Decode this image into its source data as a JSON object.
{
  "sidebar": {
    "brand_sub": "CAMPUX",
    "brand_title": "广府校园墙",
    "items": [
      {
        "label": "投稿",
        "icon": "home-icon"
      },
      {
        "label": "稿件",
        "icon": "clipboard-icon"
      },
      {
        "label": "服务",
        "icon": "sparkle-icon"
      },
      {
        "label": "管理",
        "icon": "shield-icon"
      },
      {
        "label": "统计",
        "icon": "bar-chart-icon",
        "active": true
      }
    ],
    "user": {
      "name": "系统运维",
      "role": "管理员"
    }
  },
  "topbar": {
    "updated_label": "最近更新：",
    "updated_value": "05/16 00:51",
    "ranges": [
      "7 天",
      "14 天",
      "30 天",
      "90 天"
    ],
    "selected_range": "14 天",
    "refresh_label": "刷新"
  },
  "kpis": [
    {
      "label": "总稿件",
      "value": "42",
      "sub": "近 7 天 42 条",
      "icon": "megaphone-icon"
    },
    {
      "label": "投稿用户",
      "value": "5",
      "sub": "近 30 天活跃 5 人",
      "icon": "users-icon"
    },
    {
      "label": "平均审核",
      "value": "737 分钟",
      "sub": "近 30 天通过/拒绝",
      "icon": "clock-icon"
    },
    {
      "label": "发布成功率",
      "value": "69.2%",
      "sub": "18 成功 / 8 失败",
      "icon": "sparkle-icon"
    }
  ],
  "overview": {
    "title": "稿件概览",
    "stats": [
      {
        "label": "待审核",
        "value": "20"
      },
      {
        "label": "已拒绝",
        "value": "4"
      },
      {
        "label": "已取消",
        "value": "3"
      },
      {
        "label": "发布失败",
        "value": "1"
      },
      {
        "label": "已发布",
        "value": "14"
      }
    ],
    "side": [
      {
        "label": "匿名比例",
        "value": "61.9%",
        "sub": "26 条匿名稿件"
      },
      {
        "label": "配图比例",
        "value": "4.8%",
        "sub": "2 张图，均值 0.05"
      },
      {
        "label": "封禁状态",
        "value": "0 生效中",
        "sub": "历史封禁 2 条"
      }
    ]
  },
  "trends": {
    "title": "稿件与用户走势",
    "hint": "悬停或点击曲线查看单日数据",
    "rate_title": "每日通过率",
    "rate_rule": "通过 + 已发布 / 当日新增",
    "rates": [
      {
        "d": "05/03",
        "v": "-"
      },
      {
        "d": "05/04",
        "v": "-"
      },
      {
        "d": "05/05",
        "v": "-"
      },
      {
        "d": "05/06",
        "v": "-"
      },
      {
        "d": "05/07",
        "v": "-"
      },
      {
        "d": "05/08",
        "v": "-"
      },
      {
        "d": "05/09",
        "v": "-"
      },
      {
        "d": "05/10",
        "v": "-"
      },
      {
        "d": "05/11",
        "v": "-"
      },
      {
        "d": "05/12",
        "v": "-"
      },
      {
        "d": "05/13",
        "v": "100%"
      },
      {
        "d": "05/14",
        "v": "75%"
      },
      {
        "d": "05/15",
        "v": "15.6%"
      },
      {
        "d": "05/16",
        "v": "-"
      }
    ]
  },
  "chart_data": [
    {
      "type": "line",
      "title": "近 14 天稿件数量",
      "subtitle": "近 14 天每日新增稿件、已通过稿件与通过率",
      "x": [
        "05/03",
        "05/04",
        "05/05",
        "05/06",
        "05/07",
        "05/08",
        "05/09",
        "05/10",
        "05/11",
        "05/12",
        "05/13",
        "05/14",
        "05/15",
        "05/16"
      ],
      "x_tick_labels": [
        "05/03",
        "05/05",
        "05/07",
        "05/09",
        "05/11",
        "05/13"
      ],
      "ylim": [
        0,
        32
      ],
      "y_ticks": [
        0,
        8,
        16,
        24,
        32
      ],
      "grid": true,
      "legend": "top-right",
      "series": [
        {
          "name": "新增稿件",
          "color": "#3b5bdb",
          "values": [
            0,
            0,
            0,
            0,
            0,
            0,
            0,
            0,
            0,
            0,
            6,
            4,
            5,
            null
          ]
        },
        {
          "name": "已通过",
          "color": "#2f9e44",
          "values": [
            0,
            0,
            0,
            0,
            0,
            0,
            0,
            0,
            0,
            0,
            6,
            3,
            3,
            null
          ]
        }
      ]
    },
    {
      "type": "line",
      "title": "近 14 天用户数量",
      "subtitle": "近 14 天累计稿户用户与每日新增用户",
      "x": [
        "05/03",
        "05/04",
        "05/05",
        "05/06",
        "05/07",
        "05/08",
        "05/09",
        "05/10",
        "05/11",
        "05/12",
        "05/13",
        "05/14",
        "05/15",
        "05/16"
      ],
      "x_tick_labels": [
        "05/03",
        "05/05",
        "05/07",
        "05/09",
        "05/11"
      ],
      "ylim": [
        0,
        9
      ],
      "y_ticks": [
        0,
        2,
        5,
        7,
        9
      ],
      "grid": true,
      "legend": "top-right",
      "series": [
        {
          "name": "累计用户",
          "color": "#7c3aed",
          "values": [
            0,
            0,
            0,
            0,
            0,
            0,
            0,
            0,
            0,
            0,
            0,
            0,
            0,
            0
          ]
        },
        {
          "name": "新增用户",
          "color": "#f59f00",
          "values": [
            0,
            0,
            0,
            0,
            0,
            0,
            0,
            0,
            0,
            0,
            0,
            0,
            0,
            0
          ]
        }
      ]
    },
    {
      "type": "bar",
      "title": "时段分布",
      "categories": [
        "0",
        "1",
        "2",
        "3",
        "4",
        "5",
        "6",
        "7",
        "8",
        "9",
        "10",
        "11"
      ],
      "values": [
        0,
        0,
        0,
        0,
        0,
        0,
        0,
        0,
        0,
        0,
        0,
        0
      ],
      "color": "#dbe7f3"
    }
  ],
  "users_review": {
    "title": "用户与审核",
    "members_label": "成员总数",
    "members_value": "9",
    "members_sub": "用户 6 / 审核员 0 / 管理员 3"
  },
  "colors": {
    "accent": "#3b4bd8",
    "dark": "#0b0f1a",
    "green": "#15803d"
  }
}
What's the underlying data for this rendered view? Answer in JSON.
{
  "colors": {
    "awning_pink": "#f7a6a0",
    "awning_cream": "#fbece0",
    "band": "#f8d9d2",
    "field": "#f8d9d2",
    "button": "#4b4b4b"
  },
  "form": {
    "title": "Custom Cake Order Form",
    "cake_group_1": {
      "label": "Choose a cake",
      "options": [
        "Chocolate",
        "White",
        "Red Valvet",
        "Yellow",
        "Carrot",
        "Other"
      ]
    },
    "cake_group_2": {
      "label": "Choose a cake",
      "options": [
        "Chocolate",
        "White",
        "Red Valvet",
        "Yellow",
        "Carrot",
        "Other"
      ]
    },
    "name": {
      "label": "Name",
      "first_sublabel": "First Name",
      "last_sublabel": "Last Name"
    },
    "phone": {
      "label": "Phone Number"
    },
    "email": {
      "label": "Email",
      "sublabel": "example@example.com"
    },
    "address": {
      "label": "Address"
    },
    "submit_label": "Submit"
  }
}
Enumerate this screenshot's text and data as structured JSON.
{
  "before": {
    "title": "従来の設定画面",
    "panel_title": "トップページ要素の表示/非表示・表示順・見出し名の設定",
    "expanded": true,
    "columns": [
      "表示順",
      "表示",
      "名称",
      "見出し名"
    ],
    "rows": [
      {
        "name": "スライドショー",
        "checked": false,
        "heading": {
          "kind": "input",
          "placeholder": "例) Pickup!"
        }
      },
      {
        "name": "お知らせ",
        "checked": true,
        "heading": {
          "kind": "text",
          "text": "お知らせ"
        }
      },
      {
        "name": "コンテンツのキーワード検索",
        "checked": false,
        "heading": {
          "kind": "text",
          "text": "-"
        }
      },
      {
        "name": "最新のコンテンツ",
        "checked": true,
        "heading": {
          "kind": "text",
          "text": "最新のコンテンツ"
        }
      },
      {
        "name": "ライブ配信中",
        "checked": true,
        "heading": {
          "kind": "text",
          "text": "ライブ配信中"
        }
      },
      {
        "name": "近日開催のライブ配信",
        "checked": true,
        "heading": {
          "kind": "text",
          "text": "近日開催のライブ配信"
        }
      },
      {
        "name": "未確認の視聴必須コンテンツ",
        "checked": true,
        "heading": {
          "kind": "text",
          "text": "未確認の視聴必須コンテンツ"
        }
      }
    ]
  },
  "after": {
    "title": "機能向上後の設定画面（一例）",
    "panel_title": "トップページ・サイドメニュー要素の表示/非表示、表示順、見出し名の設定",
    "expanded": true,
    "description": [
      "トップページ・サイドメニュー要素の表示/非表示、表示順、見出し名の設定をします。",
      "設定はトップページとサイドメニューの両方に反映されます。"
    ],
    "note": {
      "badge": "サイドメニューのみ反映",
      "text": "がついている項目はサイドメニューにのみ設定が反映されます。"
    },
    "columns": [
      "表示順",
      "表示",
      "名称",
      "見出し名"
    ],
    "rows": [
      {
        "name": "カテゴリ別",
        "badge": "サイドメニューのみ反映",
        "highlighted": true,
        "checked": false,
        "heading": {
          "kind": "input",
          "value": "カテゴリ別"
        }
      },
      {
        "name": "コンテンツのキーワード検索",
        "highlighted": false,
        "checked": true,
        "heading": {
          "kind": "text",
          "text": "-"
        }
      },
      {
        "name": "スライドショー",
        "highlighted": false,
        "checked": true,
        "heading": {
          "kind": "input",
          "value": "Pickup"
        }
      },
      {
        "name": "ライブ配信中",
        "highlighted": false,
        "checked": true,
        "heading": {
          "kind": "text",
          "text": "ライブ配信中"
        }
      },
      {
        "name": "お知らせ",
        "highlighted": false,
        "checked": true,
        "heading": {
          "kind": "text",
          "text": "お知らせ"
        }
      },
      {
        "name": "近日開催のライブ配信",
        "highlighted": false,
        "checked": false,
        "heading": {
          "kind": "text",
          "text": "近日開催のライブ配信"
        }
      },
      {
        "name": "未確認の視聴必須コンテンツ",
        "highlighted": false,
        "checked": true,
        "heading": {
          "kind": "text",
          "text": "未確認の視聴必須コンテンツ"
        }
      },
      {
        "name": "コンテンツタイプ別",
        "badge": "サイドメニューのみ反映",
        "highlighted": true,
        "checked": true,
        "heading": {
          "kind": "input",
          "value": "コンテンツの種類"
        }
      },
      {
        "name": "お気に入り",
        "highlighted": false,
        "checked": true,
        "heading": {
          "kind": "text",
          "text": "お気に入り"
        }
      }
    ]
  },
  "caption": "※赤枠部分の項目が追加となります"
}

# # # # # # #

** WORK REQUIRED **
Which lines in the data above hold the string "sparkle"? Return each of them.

** SOLVED EXERCISE **
        "icon": "sparkle-icon"
      "icon": "sparkle-icon"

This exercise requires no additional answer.